Serhiy Hrabsky, a former colonel in the Ukrainian military who is now commentator for Ukrainian media, said the recent strikes suggested that Ukraine had begun trying to target conscripted soldiers as they deploy.
“We see a large concentration of Russian troops on the front lines now,” Mr. Hrabsky said.
Lacking sufficient trucks and other vehicles to disperse soldiers within range of Ukrainian missiles, he said, Russian commanders have left large groups congregated — and vulnerable. “They need to concentrate them just to move them from point A to point B,” Mr. Hrabsky said.
Russian bloggers who cover the war, and offer a more unvarnished lens on the Russian military than state media, generally played down the strikes in southern Ukraine despite sharply criticizing the Russian military command for the acknowledged attack in Makiivka.
But the bloggers did circulate a video on New Year’s Day showing a heavily damaged building that The Times geolocated to a country club about 28 miles from a town where the Ukrainian military said it had struck troop congregations.
Several military bloggers said that a Russian volunteer may have inadvertently exposed the location of the site, the Grand Prix Country Club, by posting on social media.
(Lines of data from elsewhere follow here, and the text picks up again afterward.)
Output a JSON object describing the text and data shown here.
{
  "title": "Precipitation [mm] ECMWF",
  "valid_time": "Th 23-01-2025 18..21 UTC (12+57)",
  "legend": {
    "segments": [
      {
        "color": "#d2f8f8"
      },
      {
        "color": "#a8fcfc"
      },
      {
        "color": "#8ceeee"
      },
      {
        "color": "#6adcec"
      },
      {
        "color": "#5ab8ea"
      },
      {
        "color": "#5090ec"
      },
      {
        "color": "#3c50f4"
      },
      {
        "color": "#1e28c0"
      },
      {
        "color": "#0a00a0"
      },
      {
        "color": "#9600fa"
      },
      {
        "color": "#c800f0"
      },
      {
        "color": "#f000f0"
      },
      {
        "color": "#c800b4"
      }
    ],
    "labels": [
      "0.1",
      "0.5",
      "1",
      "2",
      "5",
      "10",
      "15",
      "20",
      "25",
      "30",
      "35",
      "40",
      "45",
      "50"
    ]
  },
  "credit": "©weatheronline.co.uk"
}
A man using the name Petr Lozhkovoy posted online pictures of the site in November and December and said Russian special forces were present.
The Russian defense ministry has not commented on any other strikes apart from Makiivka. Pro-war Russian correspondents and occupation authorities offered limited details of the other attacks, saying military losses were minimal while highlighting civilian collateral damage.
Two prominent Russian military social media channels confirmed a Ukrainian strike in the Chulakovka area of Kherson region on New Year’s Eve, without providing casualty estimates. The Telegram channel Grey Zone, which is affiliated with Russian mercenary group Wagner, said the strike hit a farming complex near the village but provided no other details.
A review by The Times of medium-resolution satellite imagery of Chulakovka, as well as the farming complex, did not show any detectable damage caused by a strike, though that does not mean one did not occur.
Radio Liberty cited a local official from the town as saying that explosions had been heard in the area of a pig farm where Russian soldiers had been garrisoned.
During a strike in the Zaporizhzia region on Jan. 2, residents of nearby towns reported hearing a loud explosion, Dmytro Orlov, the exiled mayor of the Russian-occupied city of Enerhodar said in a telephone interview.
Pro-Russian bloggers posted about strikes in the region two days after the Ukrainian military announced the attacks, and claimed that civilian sites, including a hospital, had been hit.
Andrew E. Kramer reported from Kyiv, Ukraine. Reporting was contributed by Oleksandr Chubko from Kyiv, and by Alina Lobzina and Dmitriy Khavin. James Surdam contributed production.